Bird flu viruses would have to make at least two simultaneous genetic mutations before they could be transmitted readily from human to human, according to research published in PLoS ONE.
The authors of the new study, from Imperial College London, the University of Reading and the University of North Carolina, USA, argue that it is very unlikely that two genetic mutations would occur at the same time. The study adds to our understanding of why avian influenza has not yet caused a pandemic.
Earlier this year, the Imperial researchers also showed that avian influenza viruses do not thrive in humans because, at 32 degrees Celsius, the temperature inside a person's nose is too low.
This study suggests that one reason why H5N1 has not yet caused a pandemic is that two genetic mutations would need to happen to the virus at the same time in order to enable it to infect the right cells and become transmissible. At present, H5 viruses can only infect one of the two main types of cell in the mouth and nose, a type of cell known as a ciliated cell. In order for H5 to transmit from human to human, it would need to be able to infect the other, non-ciliated type of cell as well.
To infect a cell, the influenza virus uses a protein called HA to attach itself to a receptor molecule on the cell's surface. However, it can only do this if the HA protein fits that particular receptor. The research shows that H5 would only be able to make this kind of adaptation and fit the receptor on the cells that are important for virus transmission if it went through two simultaneous genetic mutations.
Professor Wendy Barclay, corresponding author of the study from the Division of Investigative Science at Imperial College London, said: "H5N1 is a particularly nasty virus, so when humans started to get infected with bird flu, people started to panic. An H5N1 pandemic would be devastating for global health. Thankfully, we haven't yet had a major outbreak, and this has led some people to ask, what happened to bird flu? We wanted to know why the virus hasn't been able to jump from human to human easily," she said.
"Our new research suggests that it is less likely than we thought that H5N1 will cause a pandemic, because it's far harder for it to infect the right cells. The odds of it undergoing the kind of double mutation that would be needed are extremely low. However, viruses mutate all the time, so we shouldn't be complacent. Our new findings do not mean that this kind of pandemic could never happen. It's important that scientists keep working on vaccines so that people can be protected if such an event occurs," added Professor Barclay.

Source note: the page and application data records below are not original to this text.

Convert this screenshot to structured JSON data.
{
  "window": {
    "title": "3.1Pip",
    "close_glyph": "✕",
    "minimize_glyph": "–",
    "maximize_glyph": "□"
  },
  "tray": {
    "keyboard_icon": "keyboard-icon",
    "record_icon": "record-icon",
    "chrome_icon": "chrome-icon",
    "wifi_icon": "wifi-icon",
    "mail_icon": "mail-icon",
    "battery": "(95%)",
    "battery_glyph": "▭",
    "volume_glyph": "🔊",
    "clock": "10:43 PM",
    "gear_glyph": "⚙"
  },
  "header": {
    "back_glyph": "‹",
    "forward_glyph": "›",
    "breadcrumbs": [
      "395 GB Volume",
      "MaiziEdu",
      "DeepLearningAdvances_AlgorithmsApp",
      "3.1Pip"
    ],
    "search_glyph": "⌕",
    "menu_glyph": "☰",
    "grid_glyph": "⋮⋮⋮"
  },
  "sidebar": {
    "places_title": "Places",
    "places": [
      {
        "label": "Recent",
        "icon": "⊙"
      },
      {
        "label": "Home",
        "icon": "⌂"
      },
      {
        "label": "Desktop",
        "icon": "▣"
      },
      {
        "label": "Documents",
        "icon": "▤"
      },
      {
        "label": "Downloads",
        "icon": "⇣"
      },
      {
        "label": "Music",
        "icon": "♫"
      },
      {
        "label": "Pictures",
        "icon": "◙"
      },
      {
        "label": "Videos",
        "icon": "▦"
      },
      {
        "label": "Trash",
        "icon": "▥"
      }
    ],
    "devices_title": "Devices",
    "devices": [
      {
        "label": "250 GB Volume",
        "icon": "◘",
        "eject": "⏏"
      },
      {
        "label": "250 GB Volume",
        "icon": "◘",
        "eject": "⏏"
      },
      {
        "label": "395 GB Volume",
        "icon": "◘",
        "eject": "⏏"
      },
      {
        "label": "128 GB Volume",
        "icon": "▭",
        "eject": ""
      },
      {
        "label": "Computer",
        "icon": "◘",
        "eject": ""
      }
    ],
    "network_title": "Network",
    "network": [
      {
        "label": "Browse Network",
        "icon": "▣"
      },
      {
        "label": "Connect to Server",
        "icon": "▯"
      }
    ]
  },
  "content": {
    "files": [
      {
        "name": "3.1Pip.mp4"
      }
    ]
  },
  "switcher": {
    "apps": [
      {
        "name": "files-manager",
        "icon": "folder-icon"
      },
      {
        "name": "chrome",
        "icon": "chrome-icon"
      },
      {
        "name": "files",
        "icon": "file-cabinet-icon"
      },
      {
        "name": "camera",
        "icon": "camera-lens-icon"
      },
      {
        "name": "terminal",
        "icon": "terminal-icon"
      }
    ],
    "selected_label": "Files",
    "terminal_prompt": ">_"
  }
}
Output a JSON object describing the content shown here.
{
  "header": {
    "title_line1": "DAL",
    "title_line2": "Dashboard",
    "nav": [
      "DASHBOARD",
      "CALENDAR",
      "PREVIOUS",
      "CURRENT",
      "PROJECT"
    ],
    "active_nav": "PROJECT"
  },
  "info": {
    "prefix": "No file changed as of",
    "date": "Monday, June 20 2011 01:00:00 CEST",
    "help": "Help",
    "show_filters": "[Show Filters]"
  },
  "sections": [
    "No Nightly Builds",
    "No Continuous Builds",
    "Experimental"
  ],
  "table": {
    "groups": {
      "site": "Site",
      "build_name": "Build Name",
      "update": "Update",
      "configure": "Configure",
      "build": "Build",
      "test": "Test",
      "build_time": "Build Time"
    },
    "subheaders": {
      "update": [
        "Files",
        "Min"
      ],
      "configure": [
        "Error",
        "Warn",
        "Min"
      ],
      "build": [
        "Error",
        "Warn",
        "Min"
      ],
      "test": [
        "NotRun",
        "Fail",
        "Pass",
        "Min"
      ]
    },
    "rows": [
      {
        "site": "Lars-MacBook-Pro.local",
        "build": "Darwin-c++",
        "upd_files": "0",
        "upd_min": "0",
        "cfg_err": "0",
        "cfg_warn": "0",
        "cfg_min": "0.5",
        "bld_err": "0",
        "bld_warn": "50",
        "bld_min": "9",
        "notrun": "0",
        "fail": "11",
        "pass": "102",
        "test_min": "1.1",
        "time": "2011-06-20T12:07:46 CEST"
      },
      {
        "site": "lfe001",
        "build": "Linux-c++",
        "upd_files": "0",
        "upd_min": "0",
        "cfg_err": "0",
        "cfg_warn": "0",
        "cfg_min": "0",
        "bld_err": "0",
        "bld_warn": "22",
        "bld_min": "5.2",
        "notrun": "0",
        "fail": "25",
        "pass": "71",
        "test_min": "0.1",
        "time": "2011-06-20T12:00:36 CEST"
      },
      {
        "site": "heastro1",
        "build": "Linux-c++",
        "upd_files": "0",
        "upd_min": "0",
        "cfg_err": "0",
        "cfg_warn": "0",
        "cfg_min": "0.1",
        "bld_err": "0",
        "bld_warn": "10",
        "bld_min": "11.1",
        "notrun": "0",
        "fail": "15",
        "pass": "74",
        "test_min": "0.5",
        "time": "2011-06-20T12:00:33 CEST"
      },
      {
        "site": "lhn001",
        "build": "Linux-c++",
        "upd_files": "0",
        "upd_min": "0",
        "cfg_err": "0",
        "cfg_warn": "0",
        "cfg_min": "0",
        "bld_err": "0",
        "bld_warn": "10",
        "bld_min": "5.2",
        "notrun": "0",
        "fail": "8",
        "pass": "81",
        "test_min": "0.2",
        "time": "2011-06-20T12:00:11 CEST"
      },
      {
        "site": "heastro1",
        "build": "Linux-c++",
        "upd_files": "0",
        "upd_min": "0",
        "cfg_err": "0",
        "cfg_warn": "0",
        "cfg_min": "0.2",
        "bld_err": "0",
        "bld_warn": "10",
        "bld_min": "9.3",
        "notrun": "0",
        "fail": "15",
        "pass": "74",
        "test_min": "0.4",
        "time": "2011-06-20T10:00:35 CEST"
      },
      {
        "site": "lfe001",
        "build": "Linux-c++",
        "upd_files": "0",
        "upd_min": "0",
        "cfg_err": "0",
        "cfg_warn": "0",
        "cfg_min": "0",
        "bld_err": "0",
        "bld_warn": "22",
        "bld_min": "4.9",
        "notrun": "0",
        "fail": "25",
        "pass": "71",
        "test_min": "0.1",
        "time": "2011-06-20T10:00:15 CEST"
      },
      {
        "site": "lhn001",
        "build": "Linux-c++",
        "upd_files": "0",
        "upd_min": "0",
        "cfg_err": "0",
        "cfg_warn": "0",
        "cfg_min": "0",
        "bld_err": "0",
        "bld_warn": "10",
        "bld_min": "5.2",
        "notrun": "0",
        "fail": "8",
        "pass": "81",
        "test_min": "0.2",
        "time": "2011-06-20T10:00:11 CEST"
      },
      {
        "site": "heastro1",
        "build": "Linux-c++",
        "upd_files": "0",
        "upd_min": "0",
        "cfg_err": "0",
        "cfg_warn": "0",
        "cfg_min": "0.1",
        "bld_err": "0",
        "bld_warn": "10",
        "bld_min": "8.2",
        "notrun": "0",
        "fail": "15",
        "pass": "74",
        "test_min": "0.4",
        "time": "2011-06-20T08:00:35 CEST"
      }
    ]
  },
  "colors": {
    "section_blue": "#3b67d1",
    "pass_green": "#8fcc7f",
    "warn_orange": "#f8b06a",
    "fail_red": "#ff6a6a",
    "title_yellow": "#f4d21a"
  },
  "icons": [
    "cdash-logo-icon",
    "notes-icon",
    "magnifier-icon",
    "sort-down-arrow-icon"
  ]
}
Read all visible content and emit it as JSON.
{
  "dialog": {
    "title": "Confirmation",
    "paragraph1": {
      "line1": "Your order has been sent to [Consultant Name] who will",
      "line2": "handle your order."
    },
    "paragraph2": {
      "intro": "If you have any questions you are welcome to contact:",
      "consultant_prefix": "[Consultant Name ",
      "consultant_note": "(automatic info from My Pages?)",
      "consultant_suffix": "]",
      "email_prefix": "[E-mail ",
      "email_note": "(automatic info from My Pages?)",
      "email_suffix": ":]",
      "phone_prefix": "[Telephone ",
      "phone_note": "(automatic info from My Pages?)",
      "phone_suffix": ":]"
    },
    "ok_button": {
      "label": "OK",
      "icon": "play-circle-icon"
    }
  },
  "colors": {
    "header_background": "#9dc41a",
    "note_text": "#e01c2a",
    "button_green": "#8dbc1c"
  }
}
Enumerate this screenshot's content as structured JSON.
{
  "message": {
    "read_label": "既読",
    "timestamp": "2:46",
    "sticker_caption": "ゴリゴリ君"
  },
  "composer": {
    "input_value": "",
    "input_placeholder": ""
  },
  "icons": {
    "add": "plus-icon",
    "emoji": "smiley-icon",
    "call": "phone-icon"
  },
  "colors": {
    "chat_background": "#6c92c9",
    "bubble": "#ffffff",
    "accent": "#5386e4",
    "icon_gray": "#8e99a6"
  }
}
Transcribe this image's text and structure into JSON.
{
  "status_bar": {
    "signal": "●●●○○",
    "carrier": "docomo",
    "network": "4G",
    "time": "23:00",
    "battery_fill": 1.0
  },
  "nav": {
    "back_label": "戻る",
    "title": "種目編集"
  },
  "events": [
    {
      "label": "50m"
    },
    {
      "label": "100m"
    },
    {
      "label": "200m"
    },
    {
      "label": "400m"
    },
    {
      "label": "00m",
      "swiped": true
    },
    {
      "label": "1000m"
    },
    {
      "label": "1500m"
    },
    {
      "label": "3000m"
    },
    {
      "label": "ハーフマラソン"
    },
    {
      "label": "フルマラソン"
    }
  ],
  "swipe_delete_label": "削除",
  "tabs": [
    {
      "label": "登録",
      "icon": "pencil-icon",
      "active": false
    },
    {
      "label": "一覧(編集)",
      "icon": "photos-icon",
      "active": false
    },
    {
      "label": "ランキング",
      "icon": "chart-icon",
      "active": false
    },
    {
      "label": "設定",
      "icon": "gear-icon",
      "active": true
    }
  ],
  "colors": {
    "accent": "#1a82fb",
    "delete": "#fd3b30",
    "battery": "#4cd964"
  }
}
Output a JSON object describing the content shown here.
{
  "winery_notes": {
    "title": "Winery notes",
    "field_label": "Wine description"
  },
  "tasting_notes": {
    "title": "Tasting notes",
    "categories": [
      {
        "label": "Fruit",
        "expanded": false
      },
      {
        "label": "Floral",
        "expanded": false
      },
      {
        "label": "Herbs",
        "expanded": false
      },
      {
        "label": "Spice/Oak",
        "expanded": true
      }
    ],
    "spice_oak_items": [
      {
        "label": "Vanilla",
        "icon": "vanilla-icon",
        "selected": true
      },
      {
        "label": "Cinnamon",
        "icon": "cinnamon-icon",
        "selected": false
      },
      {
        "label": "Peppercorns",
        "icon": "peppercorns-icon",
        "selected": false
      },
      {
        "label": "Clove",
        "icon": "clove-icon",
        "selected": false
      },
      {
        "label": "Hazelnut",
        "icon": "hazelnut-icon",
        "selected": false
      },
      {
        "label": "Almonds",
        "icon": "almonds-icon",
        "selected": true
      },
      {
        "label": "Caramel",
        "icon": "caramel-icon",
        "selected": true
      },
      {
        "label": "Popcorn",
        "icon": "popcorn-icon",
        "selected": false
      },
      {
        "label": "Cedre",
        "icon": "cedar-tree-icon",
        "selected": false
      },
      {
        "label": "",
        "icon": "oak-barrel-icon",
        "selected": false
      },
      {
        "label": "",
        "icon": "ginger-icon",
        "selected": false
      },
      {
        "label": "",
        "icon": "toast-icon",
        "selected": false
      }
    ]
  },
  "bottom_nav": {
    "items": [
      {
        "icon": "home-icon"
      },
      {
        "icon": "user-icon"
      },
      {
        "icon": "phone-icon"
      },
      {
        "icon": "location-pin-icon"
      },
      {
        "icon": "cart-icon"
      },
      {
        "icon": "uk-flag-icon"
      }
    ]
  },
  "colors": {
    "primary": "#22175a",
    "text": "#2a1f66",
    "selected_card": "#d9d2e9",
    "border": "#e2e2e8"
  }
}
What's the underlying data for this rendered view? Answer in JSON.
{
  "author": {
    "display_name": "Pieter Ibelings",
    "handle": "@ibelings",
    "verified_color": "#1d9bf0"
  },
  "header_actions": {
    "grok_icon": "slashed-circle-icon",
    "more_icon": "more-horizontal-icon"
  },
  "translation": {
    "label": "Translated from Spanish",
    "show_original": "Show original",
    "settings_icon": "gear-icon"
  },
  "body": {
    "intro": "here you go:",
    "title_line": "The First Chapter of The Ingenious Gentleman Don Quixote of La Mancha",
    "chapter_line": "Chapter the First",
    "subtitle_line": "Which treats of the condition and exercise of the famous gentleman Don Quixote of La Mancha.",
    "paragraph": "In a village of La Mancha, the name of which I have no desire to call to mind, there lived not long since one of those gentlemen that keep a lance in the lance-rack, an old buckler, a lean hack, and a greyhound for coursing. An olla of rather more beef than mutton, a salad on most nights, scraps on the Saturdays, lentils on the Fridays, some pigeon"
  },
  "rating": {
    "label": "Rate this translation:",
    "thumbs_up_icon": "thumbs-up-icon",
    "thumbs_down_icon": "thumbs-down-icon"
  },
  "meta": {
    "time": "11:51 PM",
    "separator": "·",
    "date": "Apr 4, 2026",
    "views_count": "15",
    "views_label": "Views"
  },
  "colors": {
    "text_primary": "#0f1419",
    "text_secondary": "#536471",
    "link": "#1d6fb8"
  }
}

Professor Ian Jones, leader of the collaborating group at the University of Reading, added: "It would have been impossible to do this research using mutation of the real H5N1 virus as we could have been creating the very strain we fear. However, our novel recombinant approach has allowed us to safely address the question of H5 adaptation and provide the answer that it is very unlikely."
In addition to explaining why bird flu's ability to transmit between humans is limited, the new research also gives scientists a better understanding of the virus. They believe that this could help the development of a better vaccine against bird flu, in the unlikely event that one was needed in the future.
The researchers used a realistic model of the inside of a human airway to study H5 binding to human cells. They made genetic changes to the H5 HA protein to change its shape, to see if they could make the virus recognise and infect the right types of cells. Results showed that the virus would need two genetic changes occurring at once in its genome before it could infect these cells.
The researchers then investigated intermediate forms of the virus, with one or the other mutation, to see if the change could occur gradually. They found that intermediate versions of the virus could not infect human cells, so would die out before they could be transmitted. The researchers say this means the two genetic mutations would need to occur simultaneously.
Source: Imperial College London